If the LCD screen isn’t to your liking and you instead favour a viewfinder, then you’ll be pleased to know that the EVF on the G6 performs well. The 100% coverage is welcome, refresh rates appear quick and in general it copes well in bright sunlight.
The EVF does on occasion struggle to match the dynamic range of the sensor, displaying burnt highlights when the detail is actually captured, although on the whole it performs well.

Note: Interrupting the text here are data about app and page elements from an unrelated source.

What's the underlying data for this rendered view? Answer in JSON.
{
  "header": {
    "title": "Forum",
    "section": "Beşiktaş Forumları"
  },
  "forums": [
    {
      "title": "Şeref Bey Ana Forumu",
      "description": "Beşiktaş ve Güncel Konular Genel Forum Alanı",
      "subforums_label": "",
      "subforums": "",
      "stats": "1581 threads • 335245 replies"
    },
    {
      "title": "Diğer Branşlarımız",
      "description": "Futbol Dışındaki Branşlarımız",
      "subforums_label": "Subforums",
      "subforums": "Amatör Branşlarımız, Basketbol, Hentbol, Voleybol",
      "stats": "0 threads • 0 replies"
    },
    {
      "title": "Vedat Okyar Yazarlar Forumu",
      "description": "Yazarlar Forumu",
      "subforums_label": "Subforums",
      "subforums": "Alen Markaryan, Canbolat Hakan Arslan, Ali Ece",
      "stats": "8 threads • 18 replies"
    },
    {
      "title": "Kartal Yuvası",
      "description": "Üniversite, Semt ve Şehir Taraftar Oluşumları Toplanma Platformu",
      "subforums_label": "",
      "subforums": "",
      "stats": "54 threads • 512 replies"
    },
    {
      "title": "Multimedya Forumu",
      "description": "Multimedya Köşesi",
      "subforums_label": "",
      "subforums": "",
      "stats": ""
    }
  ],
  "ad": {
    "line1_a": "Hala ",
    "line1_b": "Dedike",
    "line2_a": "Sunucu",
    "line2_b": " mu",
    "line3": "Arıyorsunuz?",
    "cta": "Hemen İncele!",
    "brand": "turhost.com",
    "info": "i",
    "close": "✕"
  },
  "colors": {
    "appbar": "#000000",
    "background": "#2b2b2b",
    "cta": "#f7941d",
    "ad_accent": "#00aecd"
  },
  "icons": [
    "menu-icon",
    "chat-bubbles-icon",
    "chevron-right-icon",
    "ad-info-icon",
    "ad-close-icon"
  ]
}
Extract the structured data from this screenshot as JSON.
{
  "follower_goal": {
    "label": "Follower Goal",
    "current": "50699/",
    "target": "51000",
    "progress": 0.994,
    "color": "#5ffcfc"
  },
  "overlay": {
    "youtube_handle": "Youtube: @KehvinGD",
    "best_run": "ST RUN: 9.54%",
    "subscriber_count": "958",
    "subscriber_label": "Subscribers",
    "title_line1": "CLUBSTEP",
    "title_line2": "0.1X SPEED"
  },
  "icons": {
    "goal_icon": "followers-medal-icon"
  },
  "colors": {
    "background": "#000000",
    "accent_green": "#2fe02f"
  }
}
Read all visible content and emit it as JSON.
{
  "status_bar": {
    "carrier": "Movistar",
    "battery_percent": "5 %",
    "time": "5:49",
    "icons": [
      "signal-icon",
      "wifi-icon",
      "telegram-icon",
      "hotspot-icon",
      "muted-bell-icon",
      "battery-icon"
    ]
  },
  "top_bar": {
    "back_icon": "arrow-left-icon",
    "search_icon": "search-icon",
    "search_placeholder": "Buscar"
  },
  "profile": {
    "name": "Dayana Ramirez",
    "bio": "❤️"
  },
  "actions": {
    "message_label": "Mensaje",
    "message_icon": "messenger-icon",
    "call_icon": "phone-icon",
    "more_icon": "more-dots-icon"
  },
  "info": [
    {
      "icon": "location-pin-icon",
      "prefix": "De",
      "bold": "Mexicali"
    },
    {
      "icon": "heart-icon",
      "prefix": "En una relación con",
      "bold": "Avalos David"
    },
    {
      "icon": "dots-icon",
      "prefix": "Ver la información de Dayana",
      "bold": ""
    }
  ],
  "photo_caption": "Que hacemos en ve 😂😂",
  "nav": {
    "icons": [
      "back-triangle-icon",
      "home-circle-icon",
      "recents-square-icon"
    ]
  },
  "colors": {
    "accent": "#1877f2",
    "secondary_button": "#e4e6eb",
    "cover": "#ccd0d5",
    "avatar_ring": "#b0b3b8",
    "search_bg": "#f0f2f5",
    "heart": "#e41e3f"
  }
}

To fully utilise the wireless capabilities of the Lumix G6, you’ll have to install the Panasonic Image App on either your smartphone or tablet – Android and iOS supported. Once installed, the app is simple to get up and running and connected with the camera, and before you know it you can be controlling the camera and transferring images from it to your mobile device.